    There are economic reasons why the horizon is not dotted with windmills. Don’t you think that if wind and solar were an economic source of energy that utilities wouldn’t have already widely adopted these forms of energy? Utilities would rather not pay for the vast amounts of coal that they consume. Transporting and storing coal is a headache.

    I thank the authors for the article. Continuing dialogue will eventually lead to the public realization that new nuclear plants are necessary.

  10. Max Shields said on October 27th, 2008 at 8:56pm #

    Marcel F. Williams,
    Look at Lester Brown’s work on the cost/benefits of nuclear vs renewable. It’s clear from his and many other energy researchers that nuclear is cost-prohibitive if used in any significant way as a substitute for fossil. Given the infrastructure requirements of nukes it is almost unfathomable that one could compare those costs, plus security, plus waste disposal to a relatively simple wind farm. Numbers can be tossed out. I’d suggest a dose of reason as a corrective measure.

    The question of energy use must be looked at from the perspective of consumption. Solutions away from fossil are meaningless unless the vital issue of consumption and the industrial use of resources are altered dramatically.

    Alan Larson you must first answer your own question – what are your qualifications to question my numbers and replace them with what appears to be your own opinions?

    That said, the 750 nukes is based on the current and continued demand for electrical energy using fossil. Nukes do not replace the demand for massive transporation needs which today is based on oil. So, if you were to replace our fossil demands with nukes the estimate given today’s technology is roughly 750 nukes (we have somewhere just above 100 today; all of which require massive doses of subsidization as they are down as much as up).

    Alan this is not simply an engineering problem. It is a human problem which requires more than a technological fix. You cannot deal with this problem unless you are willing to look at consumption and the uneconomics of growth. “Engineering” is not going to cure the fact that our economic mantra of growth is more costly by any measure than simply to stop growing and re-think our economics to one within a sustainable model.

    Like so much we have some decades ago begun the journey on the long emergency.

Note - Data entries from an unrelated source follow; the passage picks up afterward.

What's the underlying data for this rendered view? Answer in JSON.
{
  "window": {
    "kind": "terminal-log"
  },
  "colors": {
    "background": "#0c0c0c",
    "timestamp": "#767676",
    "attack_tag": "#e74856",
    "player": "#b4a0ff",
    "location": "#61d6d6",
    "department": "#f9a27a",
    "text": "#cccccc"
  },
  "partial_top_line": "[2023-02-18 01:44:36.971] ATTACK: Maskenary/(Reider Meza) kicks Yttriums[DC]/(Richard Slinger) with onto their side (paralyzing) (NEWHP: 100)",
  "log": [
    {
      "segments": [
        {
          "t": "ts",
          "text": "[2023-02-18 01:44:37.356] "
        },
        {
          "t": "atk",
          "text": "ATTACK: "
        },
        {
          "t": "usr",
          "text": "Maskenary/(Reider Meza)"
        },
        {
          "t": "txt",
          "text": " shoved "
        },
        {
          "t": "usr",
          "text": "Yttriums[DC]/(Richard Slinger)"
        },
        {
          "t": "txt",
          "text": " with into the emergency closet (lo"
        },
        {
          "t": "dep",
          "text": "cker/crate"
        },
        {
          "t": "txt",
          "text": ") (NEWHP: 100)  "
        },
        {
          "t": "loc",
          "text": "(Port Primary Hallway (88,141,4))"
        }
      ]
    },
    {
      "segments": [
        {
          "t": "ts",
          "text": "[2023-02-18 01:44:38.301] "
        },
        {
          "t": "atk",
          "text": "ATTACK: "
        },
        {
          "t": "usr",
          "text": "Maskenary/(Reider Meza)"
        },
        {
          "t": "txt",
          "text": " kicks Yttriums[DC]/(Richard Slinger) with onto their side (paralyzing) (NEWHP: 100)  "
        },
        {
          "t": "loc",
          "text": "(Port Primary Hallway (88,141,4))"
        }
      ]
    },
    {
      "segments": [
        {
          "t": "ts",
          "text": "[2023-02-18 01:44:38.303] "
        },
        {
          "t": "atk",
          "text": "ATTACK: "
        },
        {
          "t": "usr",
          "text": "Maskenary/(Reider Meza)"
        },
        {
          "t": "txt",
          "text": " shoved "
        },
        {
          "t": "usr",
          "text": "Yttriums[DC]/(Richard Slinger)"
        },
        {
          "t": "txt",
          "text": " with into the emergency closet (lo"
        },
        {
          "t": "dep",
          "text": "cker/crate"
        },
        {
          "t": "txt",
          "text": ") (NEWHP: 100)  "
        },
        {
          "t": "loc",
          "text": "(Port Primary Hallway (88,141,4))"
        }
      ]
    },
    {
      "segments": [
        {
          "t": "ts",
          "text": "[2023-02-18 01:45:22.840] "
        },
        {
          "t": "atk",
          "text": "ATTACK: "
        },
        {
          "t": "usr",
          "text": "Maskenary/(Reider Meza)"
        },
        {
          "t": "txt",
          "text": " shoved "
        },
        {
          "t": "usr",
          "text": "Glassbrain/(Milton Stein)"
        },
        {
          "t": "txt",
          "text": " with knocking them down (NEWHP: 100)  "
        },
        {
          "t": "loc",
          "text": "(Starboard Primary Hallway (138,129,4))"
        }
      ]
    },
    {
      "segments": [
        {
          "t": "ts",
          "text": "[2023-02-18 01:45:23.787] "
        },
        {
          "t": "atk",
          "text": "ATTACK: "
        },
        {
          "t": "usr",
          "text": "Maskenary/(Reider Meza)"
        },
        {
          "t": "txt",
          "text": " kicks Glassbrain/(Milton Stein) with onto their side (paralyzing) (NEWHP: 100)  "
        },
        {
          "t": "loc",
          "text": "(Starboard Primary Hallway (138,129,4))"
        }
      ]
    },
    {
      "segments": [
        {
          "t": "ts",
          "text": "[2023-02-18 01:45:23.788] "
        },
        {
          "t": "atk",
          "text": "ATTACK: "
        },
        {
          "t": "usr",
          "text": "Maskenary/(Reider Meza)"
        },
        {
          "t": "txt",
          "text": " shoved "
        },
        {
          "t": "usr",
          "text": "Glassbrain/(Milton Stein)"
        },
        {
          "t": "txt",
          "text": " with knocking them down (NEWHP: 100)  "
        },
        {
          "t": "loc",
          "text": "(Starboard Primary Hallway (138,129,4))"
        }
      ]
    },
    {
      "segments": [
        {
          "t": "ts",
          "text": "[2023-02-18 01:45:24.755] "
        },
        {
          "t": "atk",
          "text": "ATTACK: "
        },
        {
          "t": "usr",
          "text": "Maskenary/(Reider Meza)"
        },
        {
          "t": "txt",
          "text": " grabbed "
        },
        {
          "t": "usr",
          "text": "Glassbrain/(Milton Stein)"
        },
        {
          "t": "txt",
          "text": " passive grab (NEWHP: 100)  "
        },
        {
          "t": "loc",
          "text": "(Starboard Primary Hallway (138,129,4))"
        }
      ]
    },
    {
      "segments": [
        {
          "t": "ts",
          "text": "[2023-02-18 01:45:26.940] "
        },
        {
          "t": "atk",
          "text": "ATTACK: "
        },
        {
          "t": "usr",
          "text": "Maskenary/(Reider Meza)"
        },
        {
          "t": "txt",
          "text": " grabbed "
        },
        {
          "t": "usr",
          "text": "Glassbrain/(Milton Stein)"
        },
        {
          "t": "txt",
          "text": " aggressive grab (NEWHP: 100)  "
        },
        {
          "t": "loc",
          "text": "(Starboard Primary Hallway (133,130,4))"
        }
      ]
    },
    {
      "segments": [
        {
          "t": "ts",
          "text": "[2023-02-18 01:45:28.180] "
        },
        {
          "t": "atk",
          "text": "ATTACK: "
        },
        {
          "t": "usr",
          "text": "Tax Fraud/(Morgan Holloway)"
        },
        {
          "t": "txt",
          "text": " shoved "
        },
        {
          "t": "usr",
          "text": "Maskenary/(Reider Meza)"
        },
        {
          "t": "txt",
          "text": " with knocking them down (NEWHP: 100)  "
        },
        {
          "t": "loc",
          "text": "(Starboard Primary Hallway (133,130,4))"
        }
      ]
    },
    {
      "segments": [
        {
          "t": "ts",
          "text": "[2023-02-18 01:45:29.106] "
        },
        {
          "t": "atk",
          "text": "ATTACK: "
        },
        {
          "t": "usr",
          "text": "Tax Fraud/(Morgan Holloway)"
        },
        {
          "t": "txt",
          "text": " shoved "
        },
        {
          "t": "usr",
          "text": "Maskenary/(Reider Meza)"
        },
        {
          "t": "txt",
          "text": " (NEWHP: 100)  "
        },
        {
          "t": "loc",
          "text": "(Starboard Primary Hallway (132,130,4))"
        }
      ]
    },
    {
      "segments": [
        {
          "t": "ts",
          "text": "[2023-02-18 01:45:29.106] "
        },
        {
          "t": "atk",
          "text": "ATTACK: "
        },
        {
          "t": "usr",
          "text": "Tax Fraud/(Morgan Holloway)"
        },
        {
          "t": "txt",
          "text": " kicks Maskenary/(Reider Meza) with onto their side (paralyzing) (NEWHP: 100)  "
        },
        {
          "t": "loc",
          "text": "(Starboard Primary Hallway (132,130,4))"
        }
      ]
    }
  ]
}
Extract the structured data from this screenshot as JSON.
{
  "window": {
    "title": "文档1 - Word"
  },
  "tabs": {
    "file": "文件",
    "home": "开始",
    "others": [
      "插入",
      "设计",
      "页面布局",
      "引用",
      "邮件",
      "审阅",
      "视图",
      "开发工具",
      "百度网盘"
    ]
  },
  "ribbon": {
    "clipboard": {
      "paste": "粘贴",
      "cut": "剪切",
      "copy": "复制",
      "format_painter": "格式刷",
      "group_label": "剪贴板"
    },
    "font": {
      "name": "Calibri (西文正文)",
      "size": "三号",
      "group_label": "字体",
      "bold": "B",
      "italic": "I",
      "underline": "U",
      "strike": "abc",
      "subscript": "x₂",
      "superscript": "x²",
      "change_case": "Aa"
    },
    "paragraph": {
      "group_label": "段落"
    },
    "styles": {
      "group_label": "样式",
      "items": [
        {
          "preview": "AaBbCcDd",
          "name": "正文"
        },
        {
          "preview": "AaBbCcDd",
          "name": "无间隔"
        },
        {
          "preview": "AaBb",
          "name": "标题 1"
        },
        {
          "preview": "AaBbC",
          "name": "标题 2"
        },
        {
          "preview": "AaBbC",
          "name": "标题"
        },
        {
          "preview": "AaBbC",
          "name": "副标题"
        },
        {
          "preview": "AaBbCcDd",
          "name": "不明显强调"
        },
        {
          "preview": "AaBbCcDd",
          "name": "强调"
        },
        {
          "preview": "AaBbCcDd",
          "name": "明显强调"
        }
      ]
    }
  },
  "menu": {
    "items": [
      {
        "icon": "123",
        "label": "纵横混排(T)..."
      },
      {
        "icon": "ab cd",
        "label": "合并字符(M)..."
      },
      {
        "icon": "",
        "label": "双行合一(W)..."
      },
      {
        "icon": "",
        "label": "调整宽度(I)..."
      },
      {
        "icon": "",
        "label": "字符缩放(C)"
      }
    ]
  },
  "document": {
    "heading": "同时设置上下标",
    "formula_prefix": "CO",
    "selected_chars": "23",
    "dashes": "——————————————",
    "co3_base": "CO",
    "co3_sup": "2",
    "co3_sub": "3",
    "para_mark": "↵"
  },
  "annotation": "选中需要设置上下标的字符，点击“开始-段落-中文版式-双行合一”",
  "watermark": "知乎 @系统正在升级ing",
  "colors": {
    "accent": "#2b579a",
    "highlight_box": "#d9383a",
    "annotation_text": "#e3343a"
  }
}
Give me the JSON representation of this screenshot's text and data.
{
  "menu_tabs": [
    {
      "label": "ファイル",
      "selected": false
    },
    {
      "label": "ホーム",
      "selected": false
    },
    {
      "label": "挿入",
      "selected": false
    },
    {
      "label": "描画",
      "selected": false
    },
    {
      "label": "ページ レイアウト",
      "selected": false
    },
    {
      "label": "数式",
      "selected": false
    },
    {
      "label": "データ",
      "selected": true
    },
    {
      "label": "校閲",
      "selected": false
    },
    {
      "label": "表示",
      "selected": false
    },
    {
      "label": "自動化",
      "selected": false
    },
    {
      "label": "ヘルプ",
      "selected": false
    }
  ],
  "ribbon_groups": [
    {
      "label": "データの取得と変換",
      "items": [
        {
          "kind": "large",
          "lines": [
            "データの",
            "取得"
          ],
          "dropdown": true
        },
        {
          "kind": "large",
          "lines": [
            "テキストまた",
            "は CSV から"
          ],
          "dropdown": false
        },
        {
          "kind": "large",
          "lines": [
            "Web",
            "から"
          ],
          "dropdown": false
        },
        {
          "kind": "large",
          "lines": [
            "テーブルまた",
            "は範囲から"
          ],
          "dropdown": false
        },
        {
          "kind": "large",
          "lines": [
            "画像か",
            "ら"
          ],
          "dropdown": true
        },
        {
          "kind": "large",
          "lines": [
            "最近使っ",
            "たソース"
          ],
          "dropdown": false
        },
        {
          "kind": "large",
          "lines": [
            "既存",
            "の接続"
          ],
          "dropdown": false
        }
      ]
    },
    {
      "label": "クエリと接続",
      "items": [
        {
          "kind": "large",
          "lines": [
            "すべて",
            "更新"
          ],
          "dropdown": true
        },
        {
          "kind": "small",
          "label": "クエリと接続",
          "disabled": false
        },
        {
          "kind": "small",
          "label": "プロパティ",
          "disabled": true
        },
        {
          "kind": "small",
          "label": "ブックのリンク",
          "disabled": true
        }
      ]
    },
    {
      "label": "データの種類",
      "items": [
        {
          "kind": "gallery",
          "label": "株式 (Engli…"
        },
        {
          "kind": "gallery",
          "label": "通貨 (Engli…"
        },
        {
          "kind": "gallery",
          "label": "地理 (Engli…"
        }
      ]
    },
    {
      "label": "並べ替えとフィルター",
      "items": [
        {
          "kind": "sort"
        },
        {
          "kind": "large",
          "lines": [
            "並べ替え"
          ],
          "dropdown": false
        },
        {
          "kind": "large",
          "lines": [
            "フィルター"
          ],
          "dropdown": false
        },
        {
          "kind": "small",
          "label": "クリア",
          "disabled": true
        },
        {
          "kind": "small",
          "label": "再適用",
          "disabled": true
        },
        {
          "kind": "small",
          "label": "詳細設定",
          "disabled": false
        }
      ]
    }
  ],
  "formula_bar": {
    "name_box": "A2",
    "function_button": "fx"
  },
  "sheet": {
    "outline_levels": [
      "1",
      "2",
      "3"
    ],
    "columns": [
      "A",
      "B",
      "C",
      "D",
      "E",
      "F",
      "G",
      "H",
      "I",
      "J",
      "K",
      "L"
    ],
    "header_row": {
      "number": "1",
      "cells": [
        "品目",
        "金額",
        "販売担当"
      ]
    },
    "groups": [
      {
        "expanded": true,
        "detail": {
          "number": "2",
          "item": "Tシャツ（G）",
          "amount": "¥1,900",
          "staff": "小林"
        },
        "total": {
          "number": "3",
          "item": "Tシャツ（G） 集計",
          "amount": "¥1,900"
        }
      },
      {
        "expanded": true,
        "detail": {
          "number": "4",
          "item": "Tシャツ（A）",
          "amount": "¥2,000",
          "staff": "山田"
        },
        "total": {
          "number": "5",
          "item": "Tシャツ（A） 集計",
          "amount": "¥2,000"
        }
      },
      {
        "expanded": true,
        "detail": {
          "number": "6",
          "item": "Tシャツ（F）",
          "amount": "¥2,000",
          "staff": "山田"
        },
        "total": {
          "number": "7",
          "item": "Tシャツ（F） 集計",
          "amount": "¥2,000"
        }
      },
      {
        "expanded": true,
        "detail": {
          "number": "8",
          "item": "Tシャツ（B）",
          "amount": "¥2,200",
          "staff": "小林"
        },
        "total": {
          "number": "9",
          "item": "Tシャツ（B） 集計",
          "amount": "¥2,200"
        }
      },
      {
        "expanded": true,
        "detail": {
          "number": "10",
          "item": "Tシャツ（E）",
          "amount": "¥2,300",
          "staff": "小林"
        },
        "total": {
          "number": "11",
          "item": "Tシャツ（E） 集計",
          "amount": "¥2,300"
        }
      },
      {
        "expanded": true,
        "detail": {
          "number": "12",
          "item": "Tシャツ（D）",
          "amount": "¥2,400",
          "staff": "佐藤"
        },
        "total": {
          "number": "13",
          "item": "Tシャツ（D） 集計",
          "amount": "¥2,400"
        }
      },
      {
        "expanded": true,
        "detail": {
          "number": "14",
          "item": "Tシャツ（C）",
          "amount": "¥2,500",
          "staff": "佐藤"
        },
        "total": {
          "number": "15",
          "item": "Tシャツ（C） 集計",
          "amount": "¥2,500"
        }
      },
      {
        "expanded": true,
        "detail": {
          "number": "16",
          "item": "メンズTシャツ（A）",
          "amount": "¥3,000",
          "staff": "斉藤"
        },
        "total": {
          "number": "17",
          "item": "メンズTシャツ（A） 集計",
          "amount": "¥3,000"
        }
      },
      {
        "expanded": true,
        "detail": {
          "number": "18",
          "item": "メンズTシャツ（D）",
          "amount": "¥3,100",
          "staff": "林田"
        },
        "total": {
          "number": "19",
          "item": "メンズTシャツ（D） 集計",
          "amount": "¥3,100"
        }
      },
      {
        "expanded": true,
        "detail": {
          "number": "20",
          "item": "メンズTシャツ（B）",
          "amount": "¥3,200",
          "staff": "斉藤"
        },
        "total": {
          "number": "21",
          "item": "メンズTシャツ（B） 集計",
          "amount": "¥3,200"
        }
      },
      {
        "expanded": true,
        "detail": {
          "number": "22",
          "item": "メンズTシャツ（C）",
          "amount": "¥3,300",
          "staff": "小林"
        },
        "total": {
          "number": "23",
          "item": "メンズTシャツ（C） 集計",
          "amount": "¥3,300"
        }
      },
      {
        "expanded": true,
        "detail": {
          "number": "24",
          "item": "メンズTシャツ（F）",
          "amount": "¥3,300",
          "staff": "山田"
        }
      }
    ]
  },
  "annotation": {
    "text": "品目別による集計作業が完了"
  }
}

Such journies are easily dismissed because the status quo is such an easy path to continue on. You either intuit the insanity of endless growth, or you simply assume that what is is just what is meant to be.

    If you consider our way of life, the massive waste and consumption we perform minute by minute has existed less than a nano second in the history of human kind; and yet we amazingly see it as if there is something innately human about it.

    What a foolish lot we are!

  11. Max Shields said on October 27th, 2008 at 8:59pm #

    I would also suggest you not fall for the folly of comparing US consumption with France. France is a spec of a country, and uses far less energy per capita than the US. The use of nukes, in my opinion, is unwise, but France has not developed a better technology as much as a very limited use in a country with significantly less energy demands.